It might be difficult to tell, but this is a picture of ice on a windshield from the inside of a car. My car, actually. When I got into my car very early one morning about two days ago, I couldn’t help but notice how much my vision was obstructed by this thin layer of ice, yet there was little I could do to remove it. As I turned the defroster on in my car, I sat back in the driver’s seat and waited for the ice to melt. The manner in which the ice started to melt intrigued me, however. Slowly small patches of ice began to melt away in unpredictable patterns, leaving behind a murky haze before eventually clearing up completely. In the process, the house which was in front of where I was parked slowly began to reveal itself beneath the haze on my windshield. I couldn’t make out many of the details of the house until the ice had almost completely melted, but as I’ve seen this house nearly every day for the past four years of my life, my own memory was filling in the gaps where the ice and haze had yet to reveal.

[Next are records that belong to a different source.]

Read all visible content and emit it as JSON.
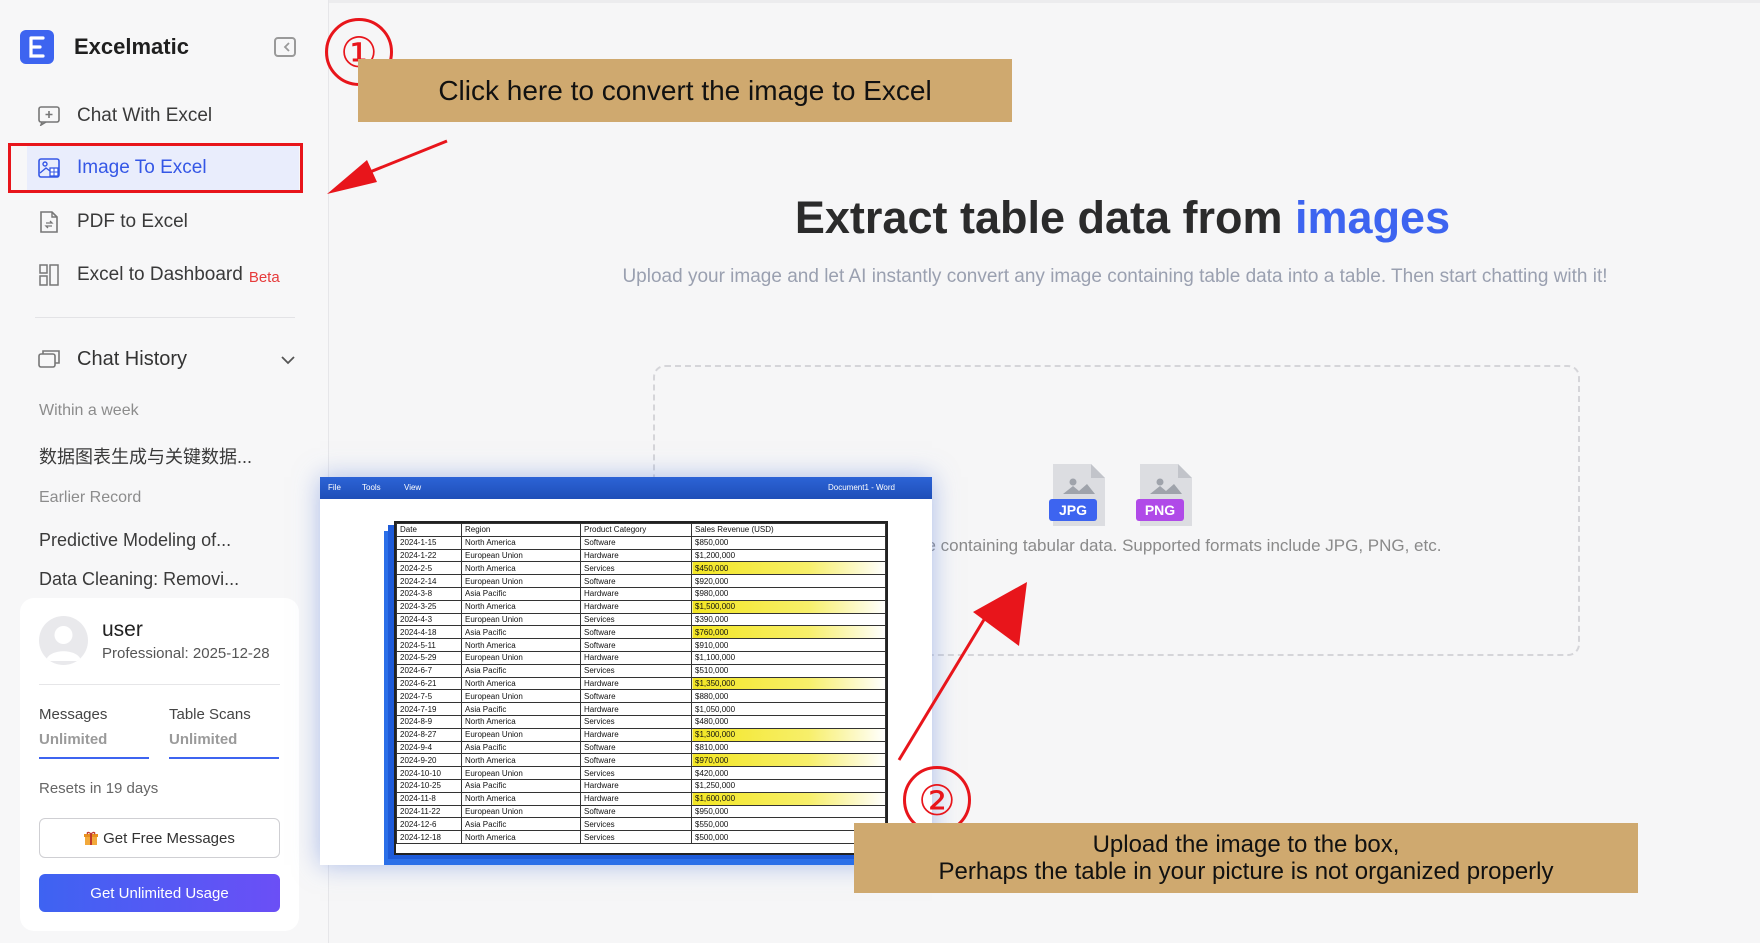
{
  "app": {
    "name": "Excelmatic"
  },
  "sidebar": {
    "nav": [
      {
        "label": "Chat With Excel",
        "icon": "chat-plus-icon"
      },
      {
        "label": "Image To Excel",
        "icon": "image-table-icon",
        "active": true
      },
      {
        "label": "PDF to Excel",
        "icon": "pdf-file-icon"
      },
      {
        "label": "Excel to Dashboard",
        "icon": "dashboard-icon",
        "badge": "Beta"
      }
    ],
    "history": {
      "title": "Chat History",
      "groups": [
        {
          "label": "Within a week",
          "items": [
            "数据图表生成与关键数据..."
          ]
        },
        {
          "label": "Earlier Record",
          "items": [
            "Predictive Modeling of...",
            "Data Cleaning: Removi..."
          ]
        }
      ]
    },
    "user_card": {
      "name": "user",
      "plan": "Professional: 2025-12-28",
      "messages_label": "Messages",
      "messages_value": "Unlimited",
      "scans_label": "Table Scans",
      "scans_value": "Unlimited",
      "resets": "Resets in 19 days",
      "free_button": "Get Free Messages",
      "unlimited_button": "Get Unlimited Usage"
    }
  },
  "main": {
    "headline_prefix": "Extract table data from ",
    "headline_accent": "images",
    "subline": "Upload your image and let AI instantly convert any image containing table data into a table. Then start chatting with it!",
    "dropzone": {
      "hint": "ge containing tabular data. Supported formats include JPG, PNG, etc.",
      "formats": [
        "JPG",
        "PNG"
      ]
    }
  },
  "annotations": {
    "step1_number": "①",
    "step1_text": "Click here to convert the image to Excel",
    "step2_number": "②",
    "step2_line1": "Upload the image to the box,",
    "step2_line2": "Perhaps the table in your picture is not organized properly",
    "color_red": "#e8151b",
    "color_callout": "#cfa96f"
  },
  "screenshot": {
    "menu": [
      "File",
      "Tools",
      "View"
    ],
    "doc_title": "Document1 - Word",
    "headers": [
      "Date",
      "Region",
      "Product Category",
      "Sales Revenue (USD)"
    ],
    "rows": [
      [
        "2024-1-15",
        "North America",
        "Software",
        "$850,000",
        false
      ],
      [
        "2024-1-22",
        "European Union",
        "Hardware",
        "$1,200,000",
        false
      ],
      [
        "2024-2-5",
        "North America",
        "Services",
        "$450,000",
        true
      ],
      [
        "2024-2-14",
        "European Union",
        "Software",
        "$920,000",
        false
      ],
      [
        "2024-3-8",
        "Asia Pacific",
        "Hardware",
        "$980,000",
        false
      ],
      [
        "2024-3-25",
        "North America",
        "Hardware",
        "$1,500,000",
        true
      ],
      [
        "2024-4-3",
        "European Union",
        "Services",
        "$390,000",
        false
      ],
      [
        "2024-4-18",
        "Asia Pacific",
        "Software",
        "$760,000",
        true
      ],
      [
        "2024-5-11",
        "North America",
        "Software",
        "$910,000",
        false
      ],
      [
        "2024-5-29",
        "European Union",
        "Hardware",
        "$1,100,000",
        false
      ],
      [
        "2024-6-7",
        "Asia Pacific",
        "Services",
        "$510,000",
        false
      ],
      [
        "2024-6-21",
        "North America",
        "Hardware",
        "$1,350,000",
        true
      ],
      [
        "2024-7-5",
        "European Union",
        "Software",
        "$880,000",
        false
      ],
      [
        "2024-7-19",
        "Asia Pacific",
        "Hardware",
        "$1,050,000",
        false
      ],
      [
        "2024-8-9",
        "North America",
        "Services",
        "$480,000",
        false
      ],
      [
        "2024-8-27",
        "European Union",
        "Hardware",
        "$1,300,000",
        true
      ],
      [
        "2024-9-4",
        "Asia Pacific",
        "Software",
        "$810,000",
        false
      ],
      [
        "2024-9-20",
        "North America",
        "Software",
        "$970,000",
        true
      ],
      [
        "2024-10-10",
        "European Union",
        "Services",
        "$420,000",
        false
      ],
      [
        "2024-10-25",
        "Asia Pacific",
        "Hardware",
        "$1,250,000",
        false
      ],
      [
        "2024-11-8",
        "North America",
        "Hardware",
        "$1,600,000",
        true
      ],
      [
        "2024-11-22",
        "European Union",
        "Software",
        "$950,000",
        false
      ],
      [
        "2024-12-6",
        "Asia Pacific",
        "Services",
        "$550,000",
        false
      ],
      [
        "2024-12-18",
        "North America",
        "Services",
        "$500,000",
        false
      ]
    ]
  }
}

As I sat and watched this house slowly unveil itself, I thought of Esther describing pictures to Nona. As Esther knew little to no background behind the pictures, she could only describe what she literally saw in the photographs. Nona, however, was very familiar with what the images contained, she just couldn’t see them. This allowed her, however, to question the descriptions Esther provided as she tried to fit the descriptions of the photographs in with her own memory of events. When Esther is describing the wedding photograph, for example, Nona becomes suspicious of the sincerity of happiness painted on the uncle’s face, which Esther describes. Thus, she questions Esther, saying, “Is he really glad, does he really look happy?” (Matalon, 63). Matalon discusses this issues of reconciling memories with images and reveals the difficulty of looking at an image without recalling all of the memories one recalls from the depicted event. This difficulty, I believe, contributes to the fragmented style of Matalon’s writing. The style, however, reminds us of the fragmented nature of memory and the limited nature of photographs without background knowledge.